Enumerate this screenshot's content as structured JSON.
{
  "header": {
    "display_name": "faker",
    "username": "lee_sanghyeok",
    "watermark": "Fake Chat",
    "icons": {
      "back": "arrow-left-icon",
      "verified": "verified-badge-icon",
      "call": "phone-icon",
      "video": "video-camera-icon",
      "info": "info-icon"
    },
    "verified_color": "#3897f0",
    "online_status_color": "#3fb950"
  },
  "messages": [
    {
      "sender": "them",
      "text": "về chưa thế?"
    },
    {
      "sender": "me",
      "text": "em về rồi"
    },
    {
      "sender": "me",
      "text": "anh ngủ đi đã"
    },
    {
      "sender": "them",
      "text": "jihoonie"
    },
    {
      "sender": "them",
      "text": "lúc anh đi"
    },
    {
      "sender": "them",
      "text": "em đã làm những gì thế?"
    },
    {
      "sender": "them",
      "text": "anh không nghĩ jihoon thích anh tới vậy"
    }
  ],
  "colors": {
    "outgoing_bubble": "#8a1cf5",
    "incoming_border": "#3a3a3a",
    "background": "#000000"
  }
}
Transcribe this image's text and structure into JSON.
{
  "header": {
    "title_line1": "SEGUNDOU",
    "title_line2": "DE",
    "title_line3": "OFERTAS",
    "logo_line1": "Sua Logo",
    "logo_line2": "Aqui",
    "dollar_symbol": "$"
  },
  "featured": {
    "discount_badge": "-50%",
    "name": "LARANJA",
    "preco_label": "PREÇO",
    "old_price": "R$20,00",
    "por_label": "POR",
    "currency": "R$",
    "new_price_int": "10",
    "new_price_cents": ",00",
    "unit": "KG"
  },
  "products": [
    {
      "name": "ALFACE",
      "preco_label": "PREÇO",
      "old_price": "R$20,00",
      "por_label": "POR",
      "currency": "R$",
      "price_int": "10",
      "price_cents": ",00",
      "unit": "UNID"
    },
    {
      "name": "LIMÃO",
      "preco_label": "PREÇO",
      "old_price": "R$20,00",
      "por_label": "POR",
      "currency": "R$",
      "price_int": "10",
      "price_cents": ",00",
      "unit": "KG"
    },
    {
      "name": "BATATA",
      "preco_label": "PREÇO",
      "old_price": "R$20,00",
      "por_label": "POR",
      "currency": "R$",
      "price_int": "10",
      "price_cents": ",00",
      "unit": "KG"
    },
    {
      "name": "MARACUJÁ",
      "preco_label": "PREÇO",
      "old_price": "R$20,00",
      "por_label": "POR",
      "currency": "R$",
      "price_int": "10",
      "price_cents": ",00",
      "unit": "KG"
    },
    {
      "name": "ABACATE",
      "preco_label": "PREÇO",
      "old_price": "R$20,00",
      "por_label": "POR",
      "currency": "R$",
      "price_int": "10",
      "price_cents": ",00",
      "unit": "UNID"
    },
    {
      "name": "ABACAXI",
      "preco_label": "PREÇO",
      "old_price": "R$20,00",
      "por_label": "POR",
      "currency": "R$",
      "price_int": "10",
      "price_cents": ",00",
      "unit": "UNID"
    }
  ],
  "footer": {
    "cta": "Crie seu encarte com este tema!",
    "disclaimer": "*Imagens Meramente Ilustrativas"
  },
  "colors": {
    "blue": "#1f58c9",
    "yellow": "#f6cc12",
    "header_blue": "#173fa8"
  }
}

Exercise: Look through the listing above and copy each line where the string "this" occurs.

Answer below:
Enumerate this screenshot's content as structured JSON.
Transcribe this image's text and structure into JSON.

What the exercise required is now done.